Marriage is one of society’s oldest institutions, and research suggests its importance hasn’t faded with time. To discuss the numerous benefits of marriage, as well as its role in the “Millennial Success Sequence,” AEI visiting scholar and UVA professor W. Bradford Wilcox joined me on the podcast.
Pethokoukis: What is going on with Millennials and marriage, and what role does the “success sequence” play in all of that?
Everyone probably knows that Millennials are taking a variety of different routes into adulthood, and they’re also taking longer to get to adulthood. We see in the research that about half the Millennials are in this success sequence — I’ll talk about that in a second — and about half of them are not. We also see that for those who have become parents — and a majority of them have not yet become parents — about half of them are having their kids outside of marriage, so that’s a pretty big trend there to reckon with.
The bottom line is there are a variety of different routes Millennials are taking into adulthood, and what this report that we just released suggests is that Millennials who are following the success sequence — which is getting at least a high school degree, then working full-time in your twenties, then getting married and having kids — is linked to much better economic outcomes for young adults today than pursuing alternative paths into adulthood.
Broadly, what is the state of marriage now?
There’s good news and bad news here on the marriage front. On the one hand, we have seen things bottom out on a lot of marriage trends. For instance, the marriage rate had fallen a great deal from the 70s to about 2012, but it’s actually since come up a little bit. Likewise, when it comes to kids being born outside of marriage, that was growing — Moynihan obviously sounded the alarm on this back in the 1960s — but since 2008 there has been no increase in the share of kids born outside of marriage; in fact there has been a modest decline. So on two big indicators we see a bit of a leveling out, and maybe even reason to be a bit more hopeful.
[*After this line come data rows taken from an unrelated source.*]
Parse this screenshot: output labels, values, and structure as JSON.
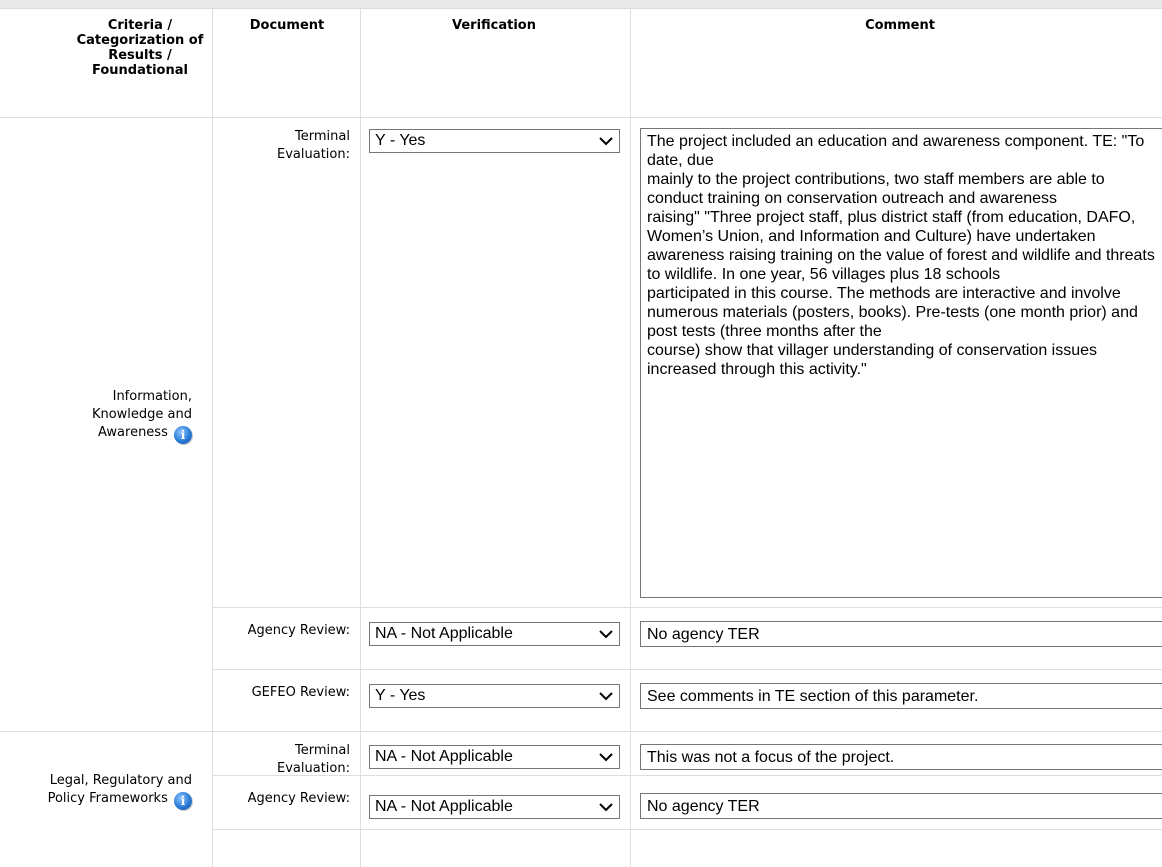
{
  "table": {
    "headers": {
      "criteria": "Criteria / Categorization of Results / Foundational",
      "document": "Document",
      "verification": "Verification",
      "comment": "Comment"
    },
    "groups": [
      {
        "criteria": "Information, Knowledge and Awareness",
        "icon": "info-icon",
        "rows": [
          {
            "document": "Terminal Evaluation:",
            "verification": "Y - Yes",
            "comment": "The project included an education and awareness component. TE: \"To date, due\nmainly to the project contributions, two staff members are able to conduct training on conservation outreach and awareness\nraising\" \"Three project staff, plus district staff (from education, DAFO, Women’s Union, and Information and Culture) have undertaken awareness raising training on the value of forest and wildlife and threats to wildlife.  In one year, 56 villages plus 18 schools\nparticipated in this course.  The methods are interactive and involve numerous materials (posters, books).  Pre-tests (one month prior) and post tests (three months after the\ncourse) show that villager understanding of conservation issues increased through this activity.\""
          },
          {
            "document": "Agency Review:",
            "verification": "NA - Not Applicable",
            "comment": "No agency TER"
          },
          {
            "document": "GEFEO Review:",
            "verification": "Y - Yes",
            "comment": "See comments in TE section of this parameter."
          }
        ]
      },
      {
        "criteria": "Legal, Regulatory and Policy Frameworks",
        "icon": "info-icon",
        "rows": [
          {
            "document": "Terminal Evaluation:",
            "verification": "NA - Not Applicable",
            "comment": "This was not a focus of the project."
          },
          {
            "document": "Agency Review:",
            "verification": "NA - Not Applicable",
            "comment": "No agency TER"
          }
        ]
      }
    ]
  }
}
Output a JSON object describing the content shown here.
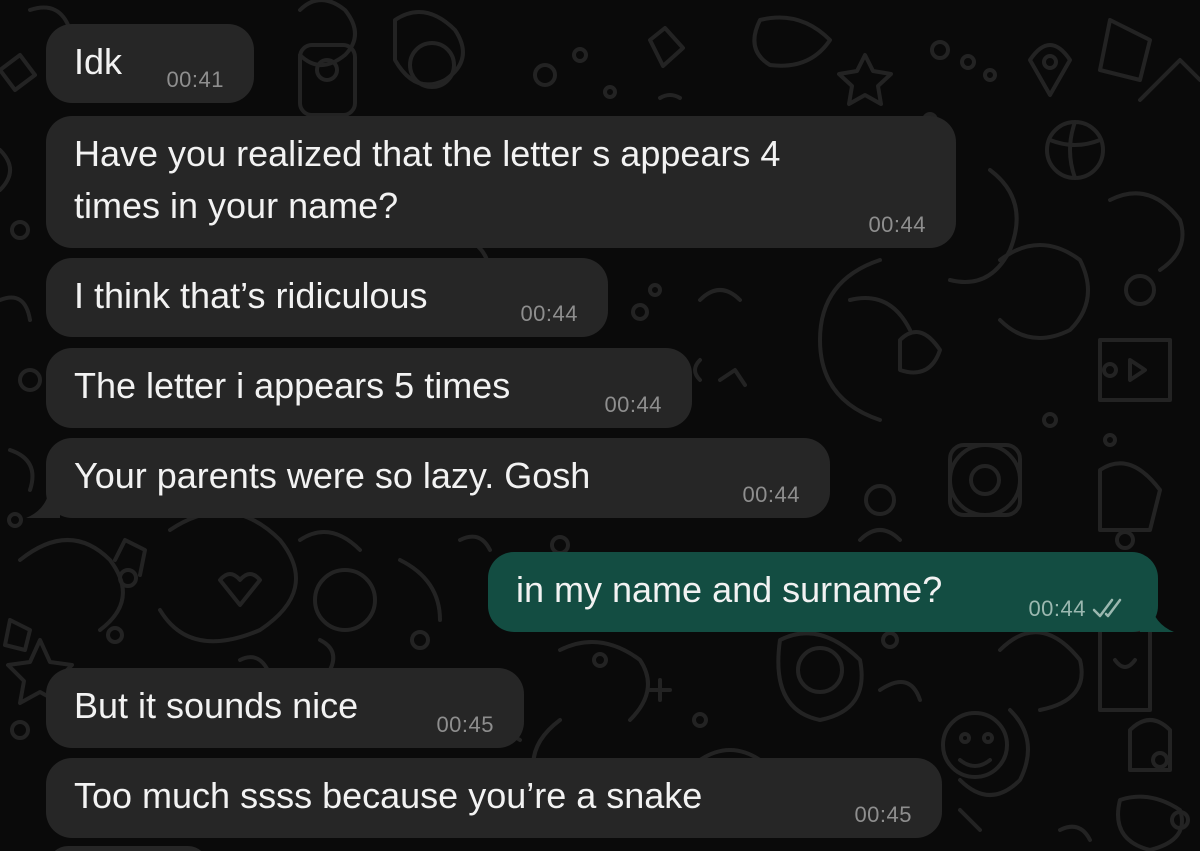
{
  "theme": {
    "incoming_bubble": "#262626",
    "outgoing_bubble": "#134d42",
    "text": "#f2f2f2",
    "time": "#8e8e8e",
    "read_receipt": "double-check-icon"
  },
  "messages": [
    {
      "id": "m1",
      "direction": "incoming",
      "text": "Idk",
      "time": "00:41"
    },
    {
      "id": "m2",
      "direction": "incoming",
      "text": "Have you realized that the letter s appears 4\ntimes in your name?",
      "time": "00:44"
    },
    {
      "id": "m3",
      "direction": "incoming",
      "text": "I think that’s ridiculous",
      "time": "00:44"
    },
    {
      "id": "m4",
      "direction": "incoming",
      "text": "The letter i appears 5 times",
      "time": "00:44"
    },
    {
      "id": "m5",
      "direction": "incoming",
      "text": "Your parents were so lazy. Gosh",
      "time": "00:44"
    },
    {
      "id": "m6",
      "direction": "outgoing",
      "text": "in my name and surname?",
      "time": "00:44",
      "status": "read"
    },
    {
      "id": "m7",
      "direction": "incoming",
      "text": "But it sounds nice",
      "time": "00:45"
    },
    {
      "id": "m8",
      "direction": "incoming",
      "text": "Too much ssss because you’re a snake",
      "time": "00:45"
    }
  ]
}
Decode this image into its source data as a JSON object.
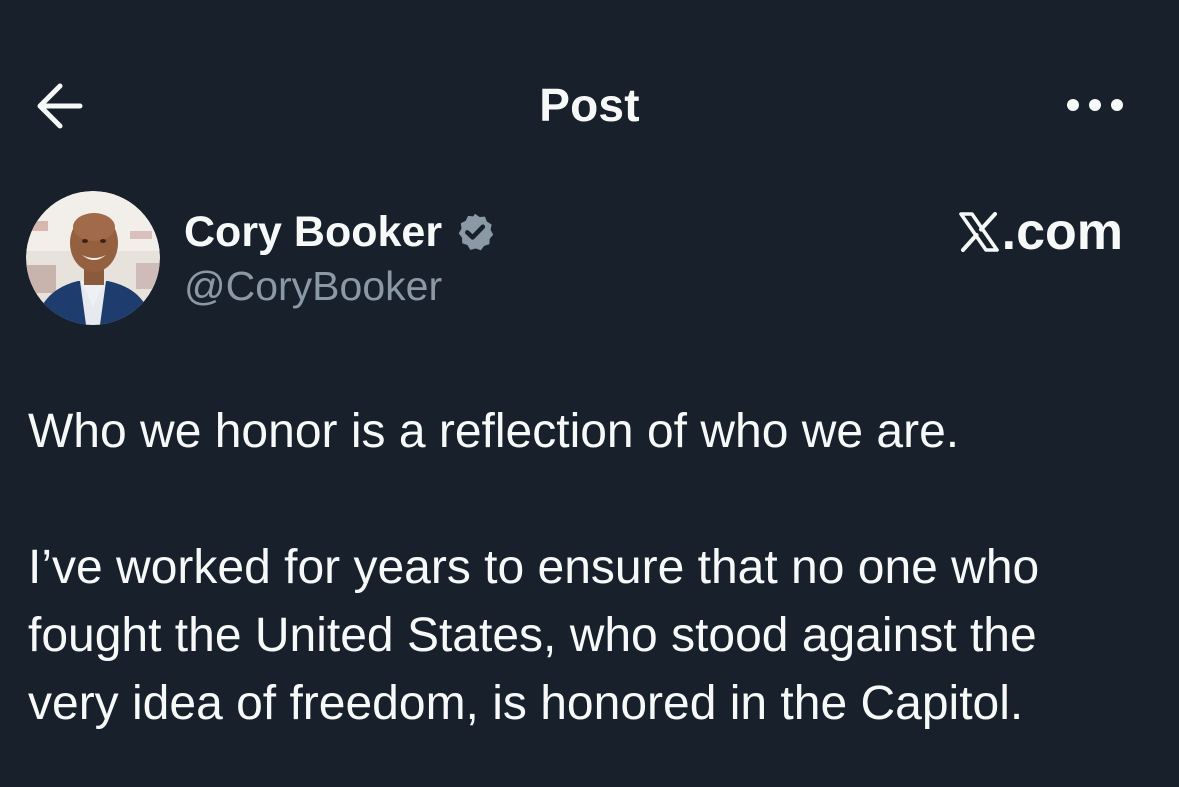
{
  "header": {
    "title": "Post",
    "back_icon": "arrow-left-icon",
    "more_icon": "more-horizontal-icon"
  },
  "author": {
    "display_name": "Cory Booker",
    "handle": "@CoryBooker",
    "verified_icon": "verified-badge-icon",
    "avatar_icon": "profile-photo"
  },
  "site_label": {
    "logo_icon": "x-logo-icon",
    "text": ".com"
  },
  "post": {
    "paragraphs": [
      {
        "lines": [
          "Who we honor is a reflection of who we are."
        ]
      },
      {
        "lines": [
          "I’ve worked for years to ensure that no one who",
          "fought the United States, who stood against the",
          "very idea of freedom, is honored in the Capitol."
        ]
      }
    ]
  },
  "colors": {
    "background": "#17202b",
    "primary_text": "#f7f9f9",
    "secondary_text": "#8b98a5",
    "verified_badge": "#8b98a5"
  }
}
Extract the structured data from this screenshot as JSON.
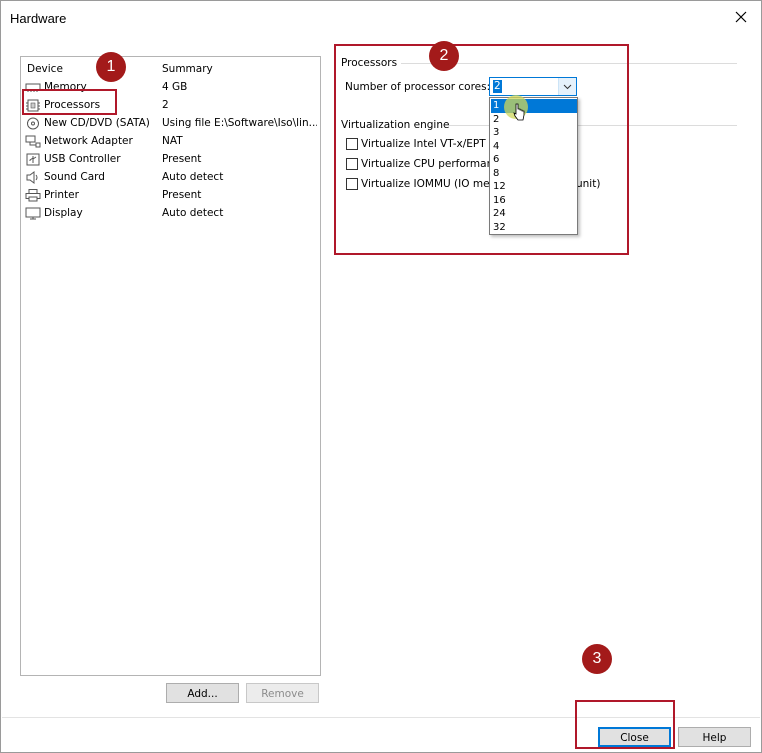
{
  "window": {
    "title": "Hardware"
  },
  "device_list": {
    "headers": {
      "device": "Device",
      "summary": "Summary"
    },
    "rows": [
      {
        "name": "Memory",
        "summary": "4 GB",
        "icon": "memory-icon"
      },
      {
        "name": "Processors",
        "summary": "2",
        "icon": "processor-icon"
      },
      {
        "name": "New CD/DVD (SATA)",
        "summary": "Using file E:\\Software\\Iso\\lin...",
        "icon": "cd-dvd-icon"
      },
      {
        "name": "Network Adapter",
        "summary": "NAT",
        "icon": "network-icon"
      },
      {
        "name": "USB Controller",
        "summary": "Present",
        "icon": "usb-icon"
      },
      {
        "name": "Sound Card",
        "summary": "Auto detect",
        "icon": "speaker-icon"
      },
      {
        "name": "Printer",
        "summary": "Present",
        "icon": "printer-icon"
      },
      {
        "name": "Display",
        "summary": "Auto detect",
        "icon": "monitor-icon"
      }
    ]
  },
  "buttons": {
    "add": "Add...",
    "remove": "Remove",
    "close": "Close",
    "help": "Help"
  },
  "processors": {
    "group_label": "Processors",
    "cores_label": "Number of processor cores:",
    "cores_value": "2",
    "options": [
      "1",
      "2",
      "3",
      "4",
      "6",
      "8",
      "12",
      "16",
      "24",
      "32"
    ]
  },
  "virtualization": {
    "group_label": "Virtualization engine",
    "options": [
      "Virtualize Intel VT-x/EPT o",
      "Virtualize CPU performanc",
      "Virtualize IOMMU (IO mem"
    ],
    "trailing_text": "unit)"
  },
  "annotations": [
    "1",
    "2",
    "3"
  ],
  "colors": {
    "accent": "#0078d7",
    "annotation": "#b0182a"
  }
}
Now on the negative side, we do see a much more stratified and unequal marriage regime in America. What we’re seeing is that working class and poor Americans are much less likely to be living in stable marriages, and their kids are much more likely to be experiencing instability and single parenthood — because among other things the parents are often having their kids in these cohabiting relationships that do not go the distance. So that is creating a difficult social and economic and psychological dynamic for adults and kids who are primarily poor or working class and are experiencing much more family instability.
Is this primarily a story of economics?
Economics is a fundamental factor in all of this, because working class and poor Americans are more likely to be caught up in this cycle of instability and fragile families where marriage is less common and weaker. Progressives would probably stress that part and leave it there.
But that’s not the whole story. I agree it’s a huge part of the story, but one way to explain this is to think about the 1930s. You had huge economic trauma to American workers and families during the Great Depression — but no increase in family instability, no increase in divorce, no increase in single parenthood. You had a very different cultural and civic and policy context in the 1930s. Families were much more stable back then.
By contrast today, I would argue we have a policy context where marriage is often penalized by means-tested policies like Medicaid and food stamps, for instance. And these penalties now affect working class Americans more than the poorest Americans. We have a civic context where working class and poor Americans are much less likely to attend church than their college-educated peers, surprisingly. And they’re also less engaged in secular civic engagements. So their socially isolated from the institutions that might help their families and their marriages. And culturally of course we live in a world where the idea of a success sequence — that you should actually order things in terms of education, work, marriage and parenthood — has a purchase among upper middle class kids and parents but is much more fragile today among working class and poor adolescents and their families. And that affects how they think about sex, marriage, parenthood, divorce, in ways that also is important in understanding all of this.
The big criticism from folks on the left would be: “You’re making an argument about poverty that’s about behavior, when what we should be looking at is about wealth and income and how they’re not fairly distributed in this country.”
I think the problem with the left argument — that it’s all about structures and economics — is it denies the importance of two things. One is culture, and the second thing is character.
On the cultural front, as I say in the report, there are many cultures in this society including the upper middle class who tend to inculcate certain kinds of norms. For instance, we can see in the research that upper middle class kids are much more likely to be ashamed to have a pregnancy as a teenager, compared to kids from the working class. And that in turn predicts their odds of having a baby outside of marriage. So my point is that culture is playing out in various ways that actually advantage upper middle class kids. We also see, for instance, that family trends are profoundly different in Utah, for cultural reasons. So there is evidence on the ground that culture matters — in terms of class, region, religion, race, and ethnicity.
But, it’s also the case too beyond that point that character matters. We have to respect the idea that agency exists. I think the problem is the left’s view is profoundly disempowering. For instance, we can see in the data that kids in poor families are less likely to make it, but if they follow the sequence their odds are much higher. So we need to let people know that there are certain kinds of decisions, behaviors, and strategies that can protect people from poverty and put you on the path toward the American dream.
I think the left is right to be concerned about failing schools, poor neighborhoods, and any number of factors that disadvantage African Americans and younger Americans from poor families. But it is still the case that we can’t deny the importance of character and the importance of making better decisions versus poor decisions.
What are the policy implications of your research?
What I would say is I’m looking for policies that make it easier for working families to raise kids, and that’s an expensive thing to do today. And that’s investing in our future, so I think we could do more to make it easier for families across the board to raise their kids, not to privilege one model over another, or to say we’re going to give some tax credits to those who are paying for child care and not to those who have a parent at home.
On the marriage front per se, I think the best we can do right now is to work toward a welfare model where we’re not penalizing marriage among working class and poor Americans who are receiving Medicaid, food stamps, or a Pell Grant. And right now, the way these programs are structured, people often rightly or wrongly perceive a penalty to getting married and declaring their joint income, which might make them less eligible for support from these kinds of programs. So I think we’ve got to think about ways to restructure these policies to make them less marriage-unfriendly, so to speak.